*** Opening of Extracted data ***
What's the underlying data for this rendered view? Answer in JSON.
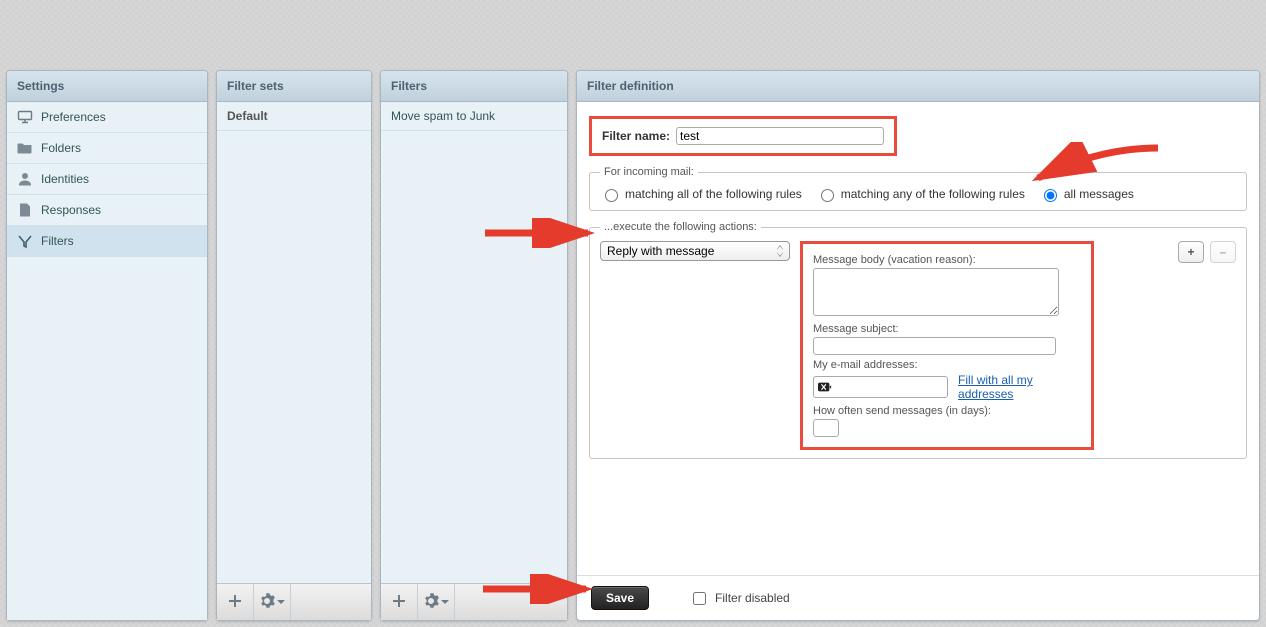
{
  "colors": {
    "highlight": "#e74c3c",
    "link": "#1b5fae"
  },
  "settings": {
    "header": "Settings",
    "items": [
      {
        "label": "Preferences",
        "icon": "monitor-icon"
      },
      {
        "label": "Folders",
        "icon": "folder-icon"
      },
      {
        "label": "Identities",
        "icon": "person-icon"
      },
      {
        "label": "Responses",
        "icon": "page-icon"
      },
      {
        "label": "Filters",
        "icon": "filter-icon",
        "selected": true
      }
    ]
  },
  "filtersets": {
    "header": "Filter sets",
    "items": [
      {
        "label": "Default",
        "bold": true
      }
    ],
    "toolbar": {
      "add": "+",
      "gear": "settings"
    }
  },
  "filters": {
    "header": "Filters",
    "items": [
      {
        "label": "Move spam to Junk"
      }
    ],
    "toolbar": {
      "add": "+",
      "gear": "settings"
    }
  },
  "definition": {
    "header": "Filter definition",
    "name_label": "Filter name:",
    "name_value": "test",
    "incoming_legend": "For incoming mail:",
    "radios": {
      "all_rules": "matching all of the following rules",
      "any_rules": "matching any of the following rules",
      "all_msgs": "all messages",
      "selected": "all_msgs"
    },
    "actions_legend": "...execute the following actions:",
    "action_selected": "Reply with message",
    "vacation": {
      "body_label": "Message body (vacation reason):",
      "body_value": "",
      "subject_label": "Message subject:",
      "subject_value": "",
      "addresses_label": "My e-mail addresses:",
      "fill_link": "Fill with all my addresses",
      "days_label": "How often send messages (in days):",
      "days_value": ""
    },
    "rowbuttons": {
      "add": "+",
      "remove": "–"
    },
    "save_label": "Save",
    "disabled_label": "Filter disabled",
    "disabled_checked": false
  }
}
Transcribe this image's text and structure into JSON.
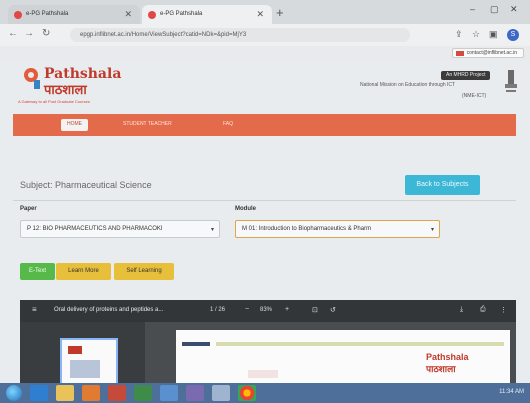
{
  "browser": {
    "tabs": [
      {
        "label": "e-PG Pathshala",
        "active": false
      },
      {
        "label": "e-PG Pathshala",
        "active": true
      }
    ],
    "new_tab": "+",
    "window_controls": [
      "–",
      "▢",
      "✕"
    ],
    "url": "epgp.inflibnet.ac.in/Home/ViewSubject?catid=NDk=&pid=MjY3",
    "notification": "contact@inflibnet.ac.in",
    "avatar_letter": "S"
  },
  "site": {
    "logo_top": "Pathshala",
    "logo_hindi": "पाठशाला",
    "logo_tagline": "A Gateway to all Post Graduate Courses",
    "project_button": "An MHRD Project",
    "nme_text": "National Mission on Education through ICT",
    "nme_sub": "(NME-ICT)",
    "nav": {
      "home": "HOME",
      "items": [
        "STUDENT TEACHER",
        "FAQ"
      ]
    },
    "subject": "Subject: Pharmaceutical Science",
    "back_button": "Back to Subjects",
    "paper_label": "Paper",
    "paper_value": "P 12: BIO PHARMACEUTICS AND PHARMACOKI",
    "module_label": "Module",
    "module_value": "M 01: Introduction to Biopharmaceutics & Pharm",
    "buttons": {
      "etext": "E-Text",
      "learn": "Learn More",
      "self": "Self Learning"
    }
  },
  "viewer": {
    "title": "Oral delivery of proteins and peptides a...",
    "page": "1 / 26",
    "zoom": "83%",
    "page_logo_top": "Pathshala",
    "page_logo_hindi": "पाठशाला"
  },
  "taskbar": {
    "clock": "11:34 AM"
  },
  "colors": {
    "nav_strip": "#e36a4a",
    "back_button": "#3db7d6",
    "etext_button": "#56b94a",
    "yellow_button": "#e8bf3a",
    "logo_red": "#c0392b"
  },
  "icons": [
    "back-arrow-icon",
    "forward-arrow-icon",
    "reload-icon",
    "star-icon",
    "extensions-icon",
    "menu-icon",
    "download-icon",
    "print-icon",
    "more-icon"
  ]
}
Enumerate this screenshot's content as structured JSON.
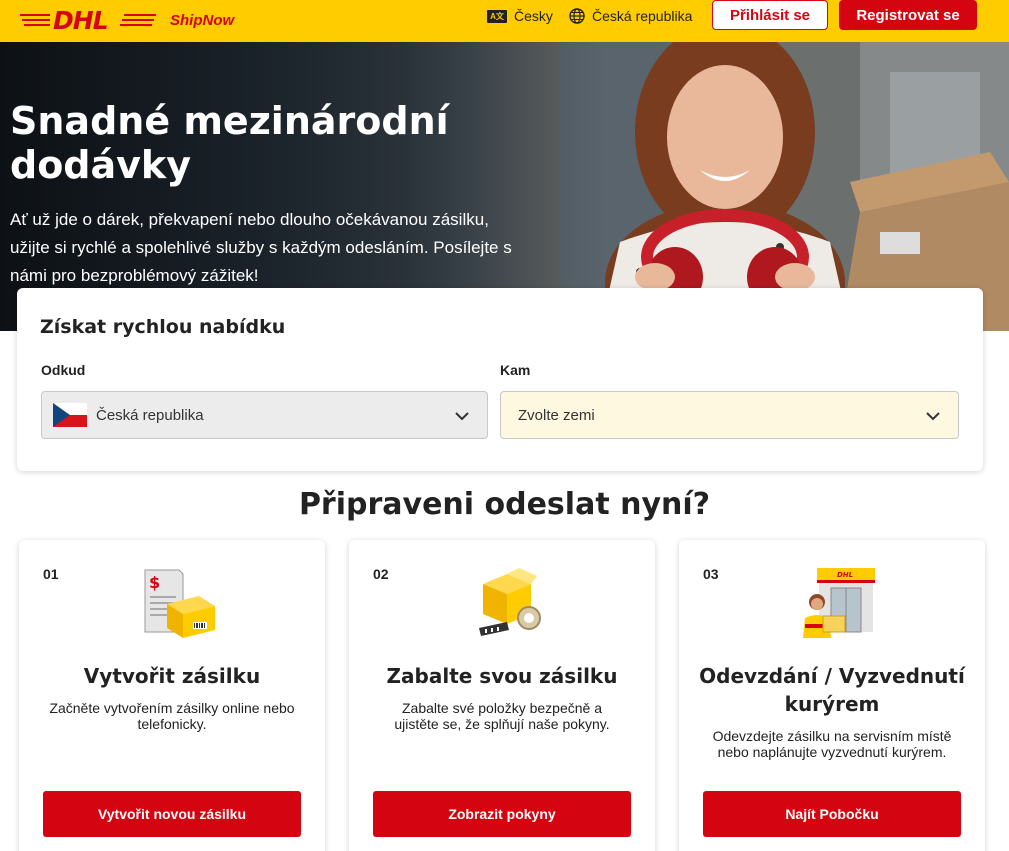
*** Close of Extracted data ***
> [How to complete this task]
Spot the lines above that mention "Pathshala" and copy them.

> [Exercise response]
        "label": "e-PG Pathshala",
        "label": "e-PG Pathshala",
    "logo_top": "Pathshala",
    "page_logo_top": "Pathshala",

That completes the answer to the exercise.